Data about app and page elements:
---+---

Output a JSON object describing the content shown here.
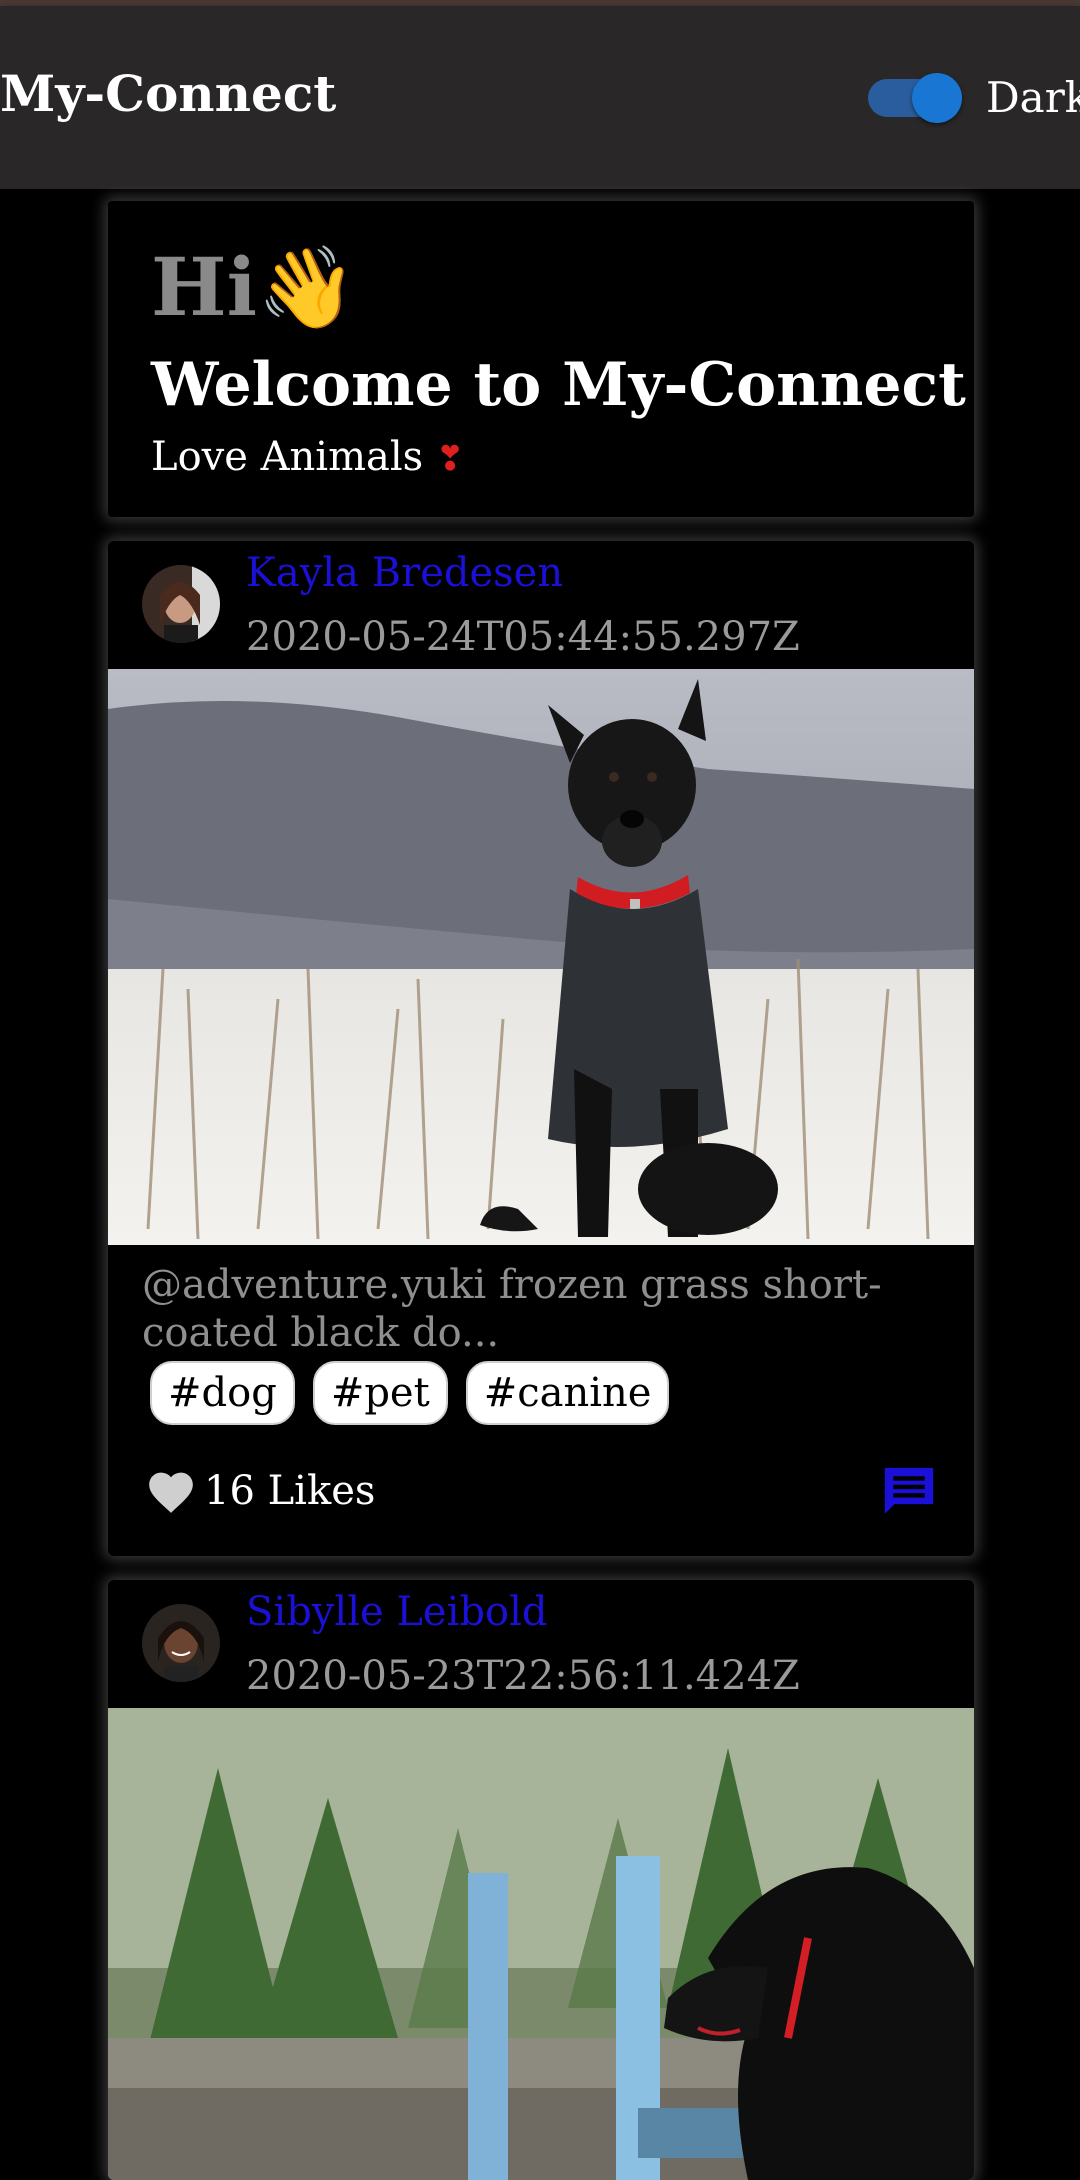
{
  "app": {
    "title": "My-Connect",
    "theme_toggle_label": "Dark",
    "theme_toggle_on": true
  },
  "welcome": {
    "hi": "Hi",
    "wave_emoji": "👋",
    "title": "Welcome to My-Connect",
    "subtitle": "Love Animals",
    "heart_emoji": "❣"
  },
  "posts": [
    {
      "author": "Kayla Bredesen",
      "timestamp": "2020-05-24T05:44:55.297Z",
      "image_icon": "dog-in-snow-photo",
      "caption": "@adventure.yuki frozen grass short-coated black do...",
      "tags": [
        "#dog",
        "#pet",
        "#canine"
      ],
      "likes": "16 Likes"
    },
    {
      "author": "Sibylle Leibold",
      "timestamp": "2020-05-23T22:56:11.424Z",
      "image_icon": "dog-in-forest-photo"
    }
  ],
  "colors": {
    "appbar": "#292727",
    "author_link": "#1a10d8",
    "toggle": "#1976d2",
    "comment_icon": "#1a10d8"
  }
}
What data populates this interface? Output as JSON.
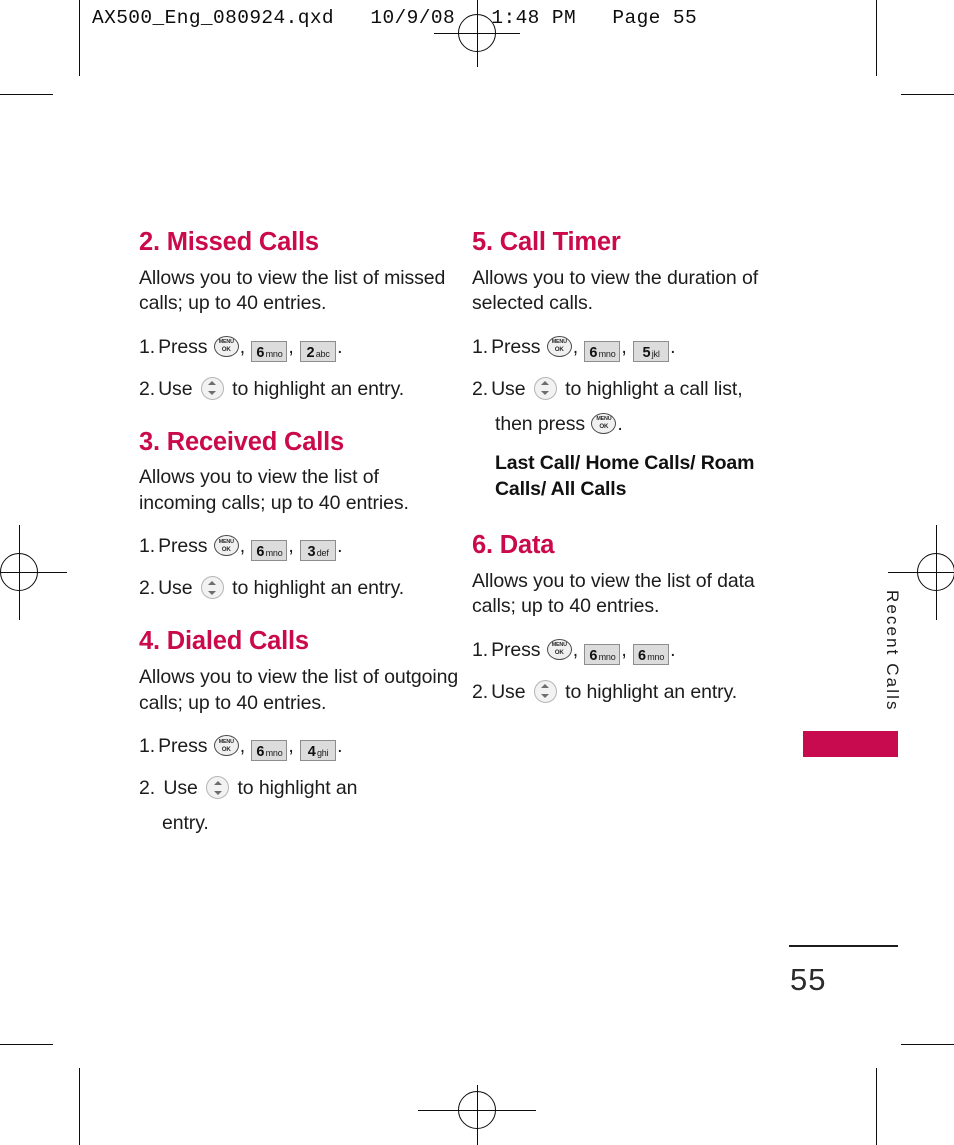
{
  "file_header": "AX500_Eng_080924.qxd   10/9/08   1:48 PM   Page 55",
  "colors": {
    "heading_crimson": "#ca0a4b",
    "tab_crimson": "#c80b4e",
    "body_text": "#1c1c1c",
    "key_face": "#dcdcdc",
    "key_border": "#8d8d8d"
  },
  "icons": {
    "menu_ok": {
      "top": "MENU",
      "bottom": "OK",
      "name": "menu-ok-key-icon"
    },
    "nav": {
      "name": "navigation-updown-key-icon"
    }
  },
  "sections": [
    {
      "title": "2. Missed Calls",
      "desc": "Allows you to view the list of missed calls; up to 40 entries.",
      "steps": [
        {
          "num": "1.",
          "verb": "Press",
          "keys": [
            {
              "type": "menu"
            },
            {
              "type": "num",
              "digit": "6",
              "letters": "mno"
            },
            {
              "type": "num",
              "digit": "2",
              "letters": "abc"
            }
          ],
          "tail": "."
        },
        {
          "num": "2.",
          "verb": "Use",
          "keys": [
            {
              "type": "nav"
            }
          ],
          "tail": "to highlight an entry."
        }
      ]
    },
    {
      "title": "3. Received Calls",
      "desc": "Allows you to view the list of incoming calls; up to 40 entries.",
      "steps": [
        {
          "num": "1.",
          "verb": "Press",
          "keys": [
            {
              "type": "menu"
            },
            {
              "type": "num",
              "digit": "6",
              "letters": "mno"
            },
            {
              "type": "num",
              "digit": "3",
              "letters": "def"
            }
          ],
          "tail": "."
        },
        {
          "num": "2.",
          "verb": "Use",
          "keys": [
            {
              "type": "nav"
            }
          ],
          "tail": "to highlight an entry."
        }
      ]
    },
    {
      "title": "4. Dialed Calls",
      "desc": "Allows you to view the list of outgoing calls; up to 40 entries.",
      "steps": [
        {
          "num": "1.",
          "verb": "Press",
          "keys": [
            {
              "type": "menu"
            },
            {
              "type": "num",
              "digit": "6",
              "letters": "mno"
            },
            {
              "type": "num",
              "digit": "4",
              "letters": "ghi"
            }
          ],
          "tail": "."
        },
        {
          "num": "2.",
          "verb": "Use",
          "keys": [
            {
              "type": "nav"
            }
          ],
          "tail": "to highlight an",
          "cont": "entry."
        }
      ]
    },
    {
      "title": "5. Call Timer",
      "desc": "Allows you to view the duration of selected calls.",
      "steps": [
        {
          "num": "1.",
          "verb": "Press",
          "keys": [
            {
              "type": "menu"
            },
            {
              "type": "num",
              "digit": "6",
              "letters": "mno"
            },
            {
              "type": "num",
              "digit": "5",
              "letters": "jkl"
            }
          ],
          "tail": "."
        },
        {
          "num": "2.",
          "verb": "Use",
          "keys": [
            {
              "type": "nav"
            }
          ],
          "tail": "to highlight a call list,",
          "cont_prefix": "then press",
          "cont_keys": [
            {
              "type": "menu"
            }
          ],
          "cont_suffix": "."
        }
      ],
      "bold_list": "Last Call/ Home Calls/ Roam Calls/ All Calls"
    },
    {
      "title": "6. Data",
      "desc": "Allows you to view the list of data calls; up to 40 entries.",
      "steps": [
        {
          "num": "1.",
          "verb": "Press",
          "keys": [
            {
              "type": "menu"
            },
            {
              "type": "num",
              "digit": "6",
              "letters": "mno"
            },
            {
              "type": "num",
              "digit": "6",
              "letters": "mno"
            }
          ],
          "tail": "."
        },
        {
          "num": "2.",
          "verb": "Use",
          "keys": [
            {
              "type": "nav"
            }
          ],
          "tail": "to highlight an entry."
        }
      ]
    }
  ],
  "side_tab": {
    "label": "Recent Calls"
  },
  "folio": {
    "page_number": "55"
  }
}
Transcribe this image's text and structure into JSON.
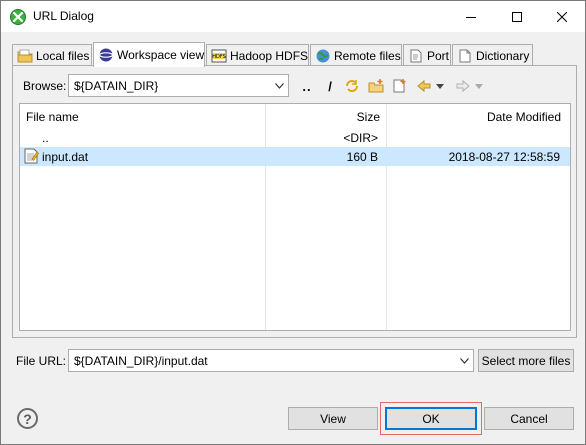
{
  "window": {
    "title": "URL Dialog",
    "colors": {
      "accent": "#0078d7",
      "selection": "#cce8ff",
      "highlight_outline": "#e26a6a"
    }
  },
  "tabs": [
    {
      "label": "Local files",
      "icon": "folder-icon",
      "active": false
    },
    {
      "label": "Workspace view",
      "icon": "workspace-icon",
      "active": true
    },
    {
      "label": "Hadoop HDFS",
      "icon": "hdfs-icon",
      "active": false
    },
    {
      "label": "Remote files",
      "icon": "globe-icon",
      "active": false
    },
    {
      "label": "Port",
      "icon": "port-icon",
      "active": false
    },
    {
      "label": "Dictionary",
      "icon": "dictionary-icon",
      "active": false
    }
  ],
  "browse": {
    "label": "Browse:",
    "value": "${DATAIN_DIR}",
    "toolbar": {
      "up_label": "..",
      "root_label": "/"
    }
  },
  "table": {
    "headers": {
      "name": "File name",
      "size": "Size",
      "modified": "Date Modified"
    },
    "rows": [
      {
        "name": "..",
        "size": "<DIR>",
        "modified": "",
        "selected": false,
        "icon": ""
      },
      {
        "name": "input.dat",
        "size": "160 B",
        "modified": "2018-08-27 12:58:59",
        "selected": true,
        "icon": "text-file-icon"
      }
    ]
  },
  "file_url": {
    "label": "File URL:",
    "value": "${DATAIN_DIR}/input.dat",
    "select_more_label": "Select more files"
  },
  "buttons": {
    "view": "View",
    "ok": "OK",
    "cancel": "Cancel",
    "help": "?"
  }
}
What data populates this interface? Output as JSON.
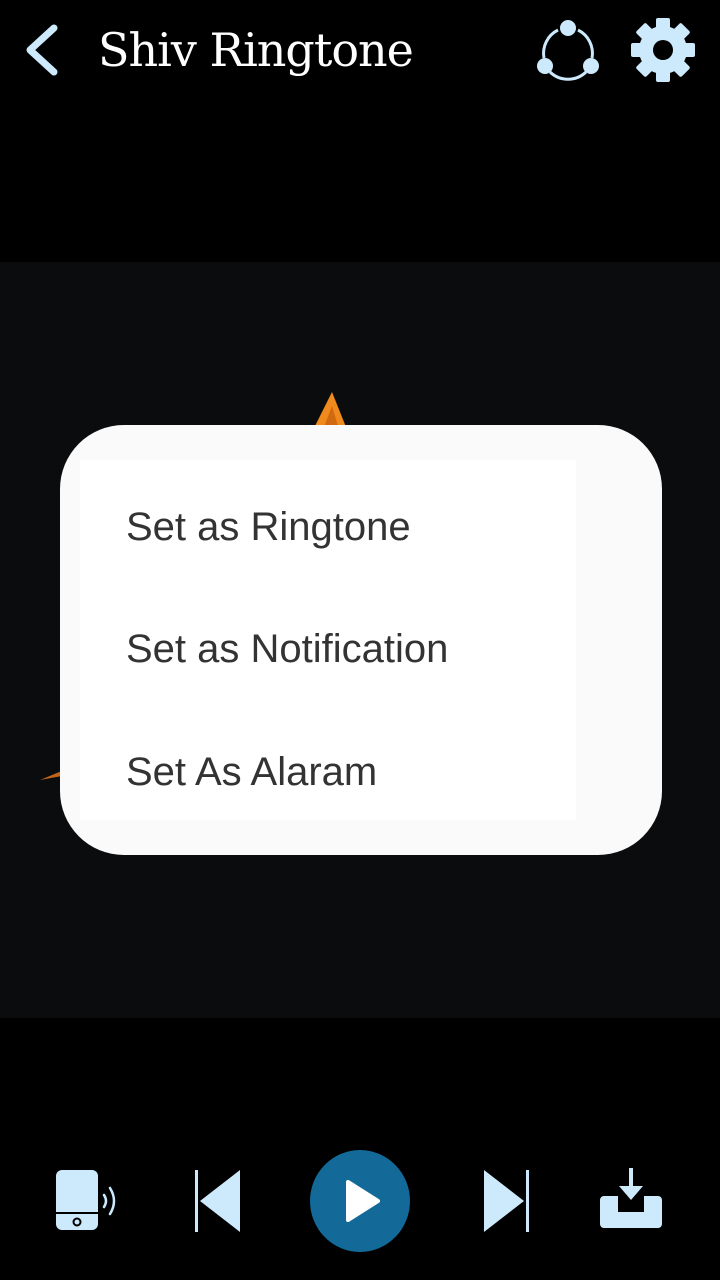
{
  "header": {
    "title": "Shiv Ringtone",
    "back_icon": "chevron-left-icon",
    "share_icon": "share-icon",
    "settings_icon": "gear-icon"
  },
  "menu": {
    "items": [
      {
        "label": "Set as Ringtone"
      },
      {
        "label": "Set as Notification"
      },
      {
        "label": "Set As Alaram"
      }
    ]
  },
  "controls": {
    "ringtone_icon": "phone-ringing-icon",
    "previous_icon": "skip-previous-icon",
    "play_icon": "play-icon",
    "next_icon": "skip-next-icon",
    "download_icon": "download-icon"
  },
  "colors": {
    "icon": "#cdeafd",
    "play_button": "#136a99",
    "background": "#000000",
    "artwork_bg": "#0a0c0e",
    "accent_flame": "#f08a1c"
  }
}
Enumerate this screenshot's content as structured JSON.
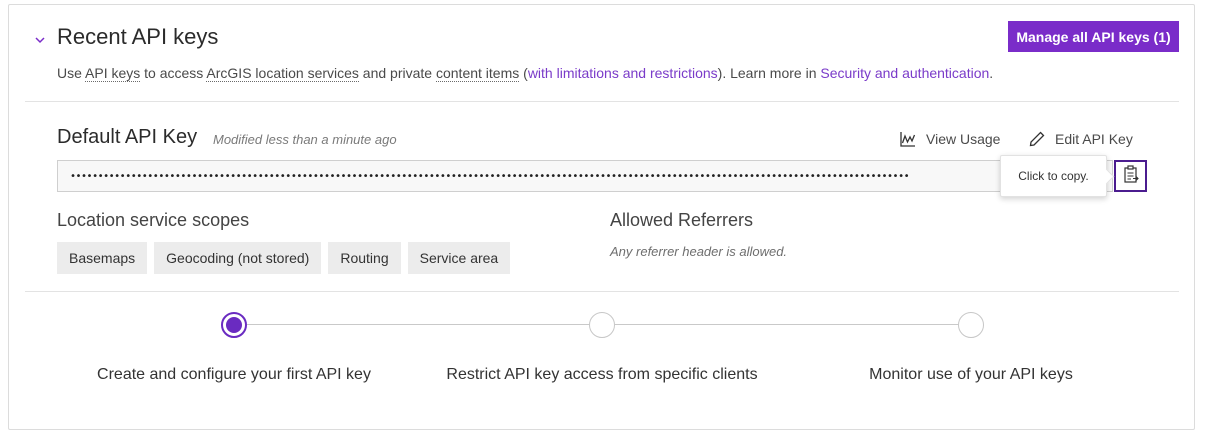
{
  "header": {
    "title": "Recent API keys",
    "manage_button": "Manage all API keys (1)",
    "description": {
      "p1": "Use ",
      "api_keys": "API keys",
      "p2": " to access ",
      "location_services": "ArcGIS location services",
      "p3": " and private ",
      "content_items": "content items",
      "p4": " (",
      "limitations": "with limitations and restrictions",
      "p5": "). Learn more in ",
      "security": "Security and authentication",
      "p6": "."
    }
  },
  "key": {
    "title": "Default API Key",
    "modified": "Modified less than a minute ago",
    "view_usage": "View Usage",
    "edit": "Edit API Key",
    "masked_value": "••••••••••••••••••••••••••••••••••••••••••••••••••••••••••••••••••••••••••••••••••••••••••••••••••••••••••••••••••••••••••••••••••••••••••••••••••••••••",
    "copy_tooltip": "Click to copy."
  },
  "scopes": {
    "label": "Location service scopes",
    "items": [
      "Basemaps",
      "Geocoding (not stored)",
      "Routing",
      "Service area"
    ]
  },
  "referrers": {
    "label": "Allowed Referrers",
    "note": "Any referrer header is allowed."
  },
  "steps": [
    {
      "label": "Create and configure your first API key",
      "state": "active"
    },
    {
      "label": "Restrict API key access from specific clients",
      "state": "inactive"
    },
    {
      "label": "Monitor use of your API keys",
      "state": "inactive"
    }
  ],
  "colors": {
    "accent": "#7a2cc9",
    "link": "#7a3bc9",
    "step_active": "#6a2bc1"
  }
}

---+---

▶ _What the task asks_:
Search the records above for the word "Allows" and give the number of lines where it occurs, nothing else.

▶ _Written response_:
5